About Joseph M. Fleener

Associate Pastor, Howick Baptist Church<br />Lover of Christ &amp; His Gospel, Husband to Mandy, Father to three wonderful children, Servant to the Local Church, Bible College Lecturer

Public Notes


Recent Activity

  • Joseph shared from A Puritan Theology: Doctrine for Life by Joel R. Beeke, Mark Jones
    I shall never cease to be grateful to…Richard Sibbes, who was balm to my soul at a period in my life when I was overworked and badly overtired, and therefore subject in an unusual manner to the onslaughts of the devil…. I found at that time that Richard Sibbes…was an unfailing remedy. His books The Bruised Reed and The Soul’s Conflict quietened, soothed, comforted, encouraged and healed me. —MARTYN LLOYD-JONES1 
    Note: A great encouragement to read the Puritans. :-)
  • Joseph shared from A Puritan Theology: Doctrine for Life by Joel R. Beeke, Mark Jones
    Second, the third use of the law combats both Antinomianism and legalism. Antinomians wrongly appeal to justification by faith alone, which, though granted apart from works of the law, does not preclude the need for sanctification. One of sanctification’s most important elements is the daily cultivation of grateful obedience to the law. Moreover, neglect of the third use of the law can result in legalism, and often does, for we cannot live without law. When, as an alternative to God’s law, an elaborate man-made code is developed for believers to follow, covering every conceivable problem and...
    Note: So important and helpful.
  • Joseph shared from A Puritan Theology: Doctrine for Life by Joel R. Beeke, Mark Jones
    Samuel Crooke (1575–1649) put it this way: “From the commandment, as a rule of life, [believers] are not freed, but on the contrary, are inclined and disposed, by [their] free spirit, to willingly obey it. Thus, to the regenerate the law becomes as it were gospel, even a law of liberty.”34
    Note: A right understanding of the Christian's relationship to the Law is so essential to practical living
  • Joseph shared from A Puritan Theology: Doctrine for Life by Joel R. Beeke, Mark Jones
    Justification is the primary, fundamental blessing of the gospel; it meets our most basic spiritual need—forgiveness and reconciliation with God. We could not be adopted without it. But adoption is a richer blessing because it brings us from the courtroom into the family.
    Note: Amen!

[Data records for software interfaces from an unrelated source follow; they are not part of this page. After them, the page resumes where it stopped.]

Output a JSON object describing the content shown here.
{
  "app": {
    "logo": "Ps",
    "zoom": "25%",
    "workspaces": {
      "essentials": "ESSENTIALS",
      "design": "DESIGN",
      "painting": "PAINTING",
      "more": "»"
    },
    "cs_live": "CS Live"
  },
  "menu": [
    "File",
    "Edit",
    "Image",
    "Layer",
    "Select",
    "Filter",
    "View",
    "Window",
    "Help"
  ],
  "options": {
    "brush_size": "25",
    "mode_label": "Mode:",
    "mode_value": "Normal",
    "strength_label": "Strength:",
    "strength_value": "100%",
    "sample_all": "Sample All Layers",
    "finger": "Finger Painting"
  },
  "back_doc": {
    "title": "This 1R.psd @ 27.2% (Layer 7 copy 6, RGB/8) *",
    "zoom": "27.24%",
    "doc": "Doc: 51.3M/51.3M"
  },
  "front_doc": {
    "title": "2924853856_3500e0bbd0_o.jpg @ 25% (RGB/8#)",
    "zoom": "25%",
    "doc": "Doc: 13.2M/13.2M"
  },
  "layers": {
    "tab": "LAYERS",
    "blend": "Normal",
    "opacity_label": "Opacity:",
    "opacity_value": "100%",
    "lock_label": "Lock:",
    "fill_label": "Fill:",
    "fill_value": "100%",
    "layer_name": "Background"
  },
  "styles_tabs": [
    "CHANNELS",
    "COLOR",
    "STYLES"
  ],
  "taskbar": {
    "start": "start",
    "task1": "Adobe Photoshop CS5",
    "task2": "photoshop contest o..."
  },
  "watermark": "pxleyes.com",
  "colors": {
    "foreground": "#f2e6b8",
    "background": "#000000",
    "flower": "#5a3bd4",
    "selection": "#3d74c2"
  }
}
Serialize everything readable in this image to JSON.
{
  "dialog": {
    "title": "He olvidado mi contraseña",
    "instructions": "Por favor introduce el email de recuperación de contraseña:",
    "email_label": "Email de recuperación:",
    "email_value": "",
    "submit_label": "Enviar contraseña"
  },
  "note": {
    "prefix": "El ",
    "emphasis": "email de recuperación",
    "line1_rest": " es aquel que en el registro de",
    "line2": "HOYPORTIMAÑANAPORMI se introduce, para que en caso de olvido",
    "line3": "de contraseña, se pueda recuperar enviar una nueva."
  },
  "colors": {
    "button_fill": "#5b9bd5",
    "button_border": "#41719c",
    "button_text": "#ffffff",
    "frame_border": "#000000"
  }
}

Oh that more Christians would understand the glory that is theirs in adoption.
  • Joseph shared from A Puritan Theology: Doctrine for Life by Joel R. Beeke, Mark Jones
    Of all the blessings of salvation, which is the chief or primary blessing? Is it justification by faith, that “article of faith by which the church stands or falls” (articulus stantis aut cadentis Ecclesiae)?10 In the judgment of several significant Puritan theologians, union with Christ, not justification by faith, is the chief blessing a Christian receives from God. The believer’s union with Christ enables him to receive all the benefits of Christ’s work, including justification, adoption, and sanctification. To have Christ is to have all.
    Note: Preaching Col. 2:20-3:4 this Sunday. Reading good theology is always helpful for sermon preparation.
(Golflands, Auckland, New Zealand)
Joseph M. Fleener